(Entries shown Opens)

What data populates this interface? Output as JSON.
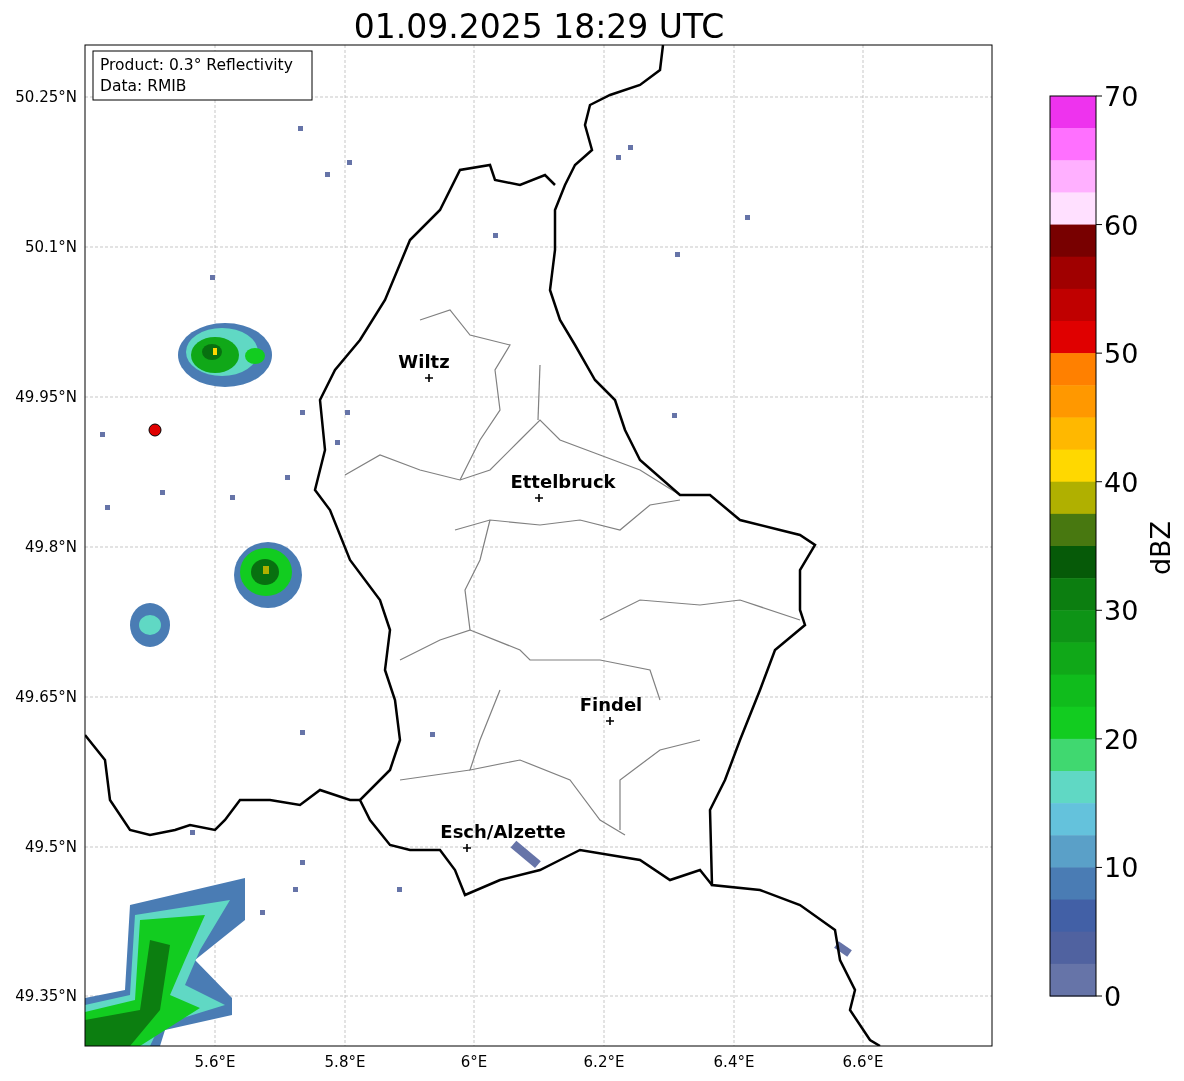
{
  "title": "01.09.2025 18:29 UTC",
  "info_box": [
    "Product: 0.3° Reflectivity",
    "Data: RMIB"
  ],
  "lat_ticks": [
    "50.25°N",
    "50.1°N",
    "49.95°N",
    "49.8°N",
    "49.65°N",
    "49.5°N",
    "49.35°N"
  ],
  "lon_ticks": [
    "5.6°E",
    "5.8°E",
    "6°E",
    "6.2°E",
    "6.4°E",
    "6.6°E"
  ],
  "cities": [
    {
      "name": "Wiltz"
    },
    {
      "name": "Ettelbruck"
    },
    {
      "name": "Findel"
    },
    {
      "name": "Esch/Alzette"
    }
  ],
  "colorbar": {
    "label": "dBZ",
    "ticks": [
      "70",
      "60",
      "50",
      "40",
      "30",
      "20",
      "10",
      "0"
    ],
    "bands": [
      {
        "color": "#ee33ee"
      },
      {
        "color": "#ff70ff"
      },
      {
        "color": "#ffb0ff"
      },
      {
        "color": "#ffe0ff"
      },
      {
        "color": "#780000"
      },
      {
        "color": "#a00000"
      },
      {
        "color": "#c00000"
      },
      {
        "color": "#e00000"
      },
      {
        "color": "#ff8000"
      },
      {
        "color": "#ff9800"
      },
      {
        "color": "#ffb800"
      },
      {
        "color": "#ffd800"
      },
      {
        "color": "#b0b000"
      },
      {
        "color": "#487810"
      },
      {
        "color": "#065a08"
      },
      {
        "color": "#0c7e10"
      },
      {
        "color": "#0e9416"
      },
      {
        "color": "#10a818"
      },
      {
        "color": "#10bc1c"
      },
      {
        "color": "#12cc20"
      },
      {
        "color": "#40d870"
      },
      {
        "color": "#60d8c4"
      },
      {
        "color": "#64c2dc"
      },
      {
        "color": "#5aa0c8"
      },
      {
        "color": "#4a7cb4"
      },
      {
        "color": "#4260a6"
      },
      {
        "color": "#5062a0"
      },
      {
        "color": "#6674a8"
      }
    ]
  }
}
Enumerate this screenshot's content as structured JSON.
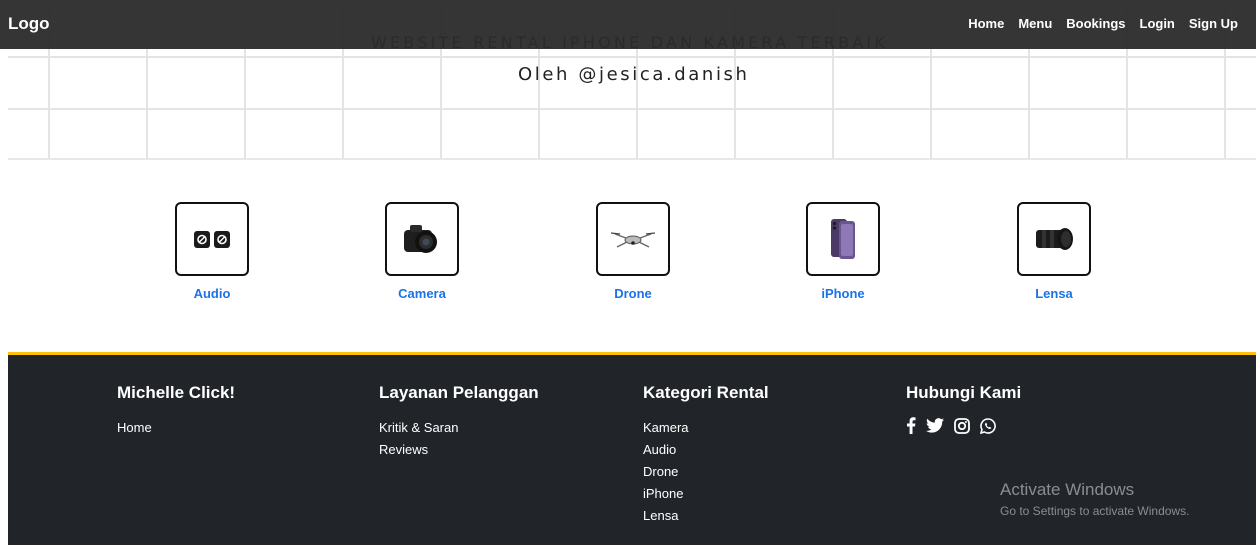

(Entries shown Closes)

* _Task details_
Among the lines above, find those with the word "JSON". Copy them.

* _Your response_
What data populates this interface? Output as JSON.
Enumerate this screenshot's content as structured JSON.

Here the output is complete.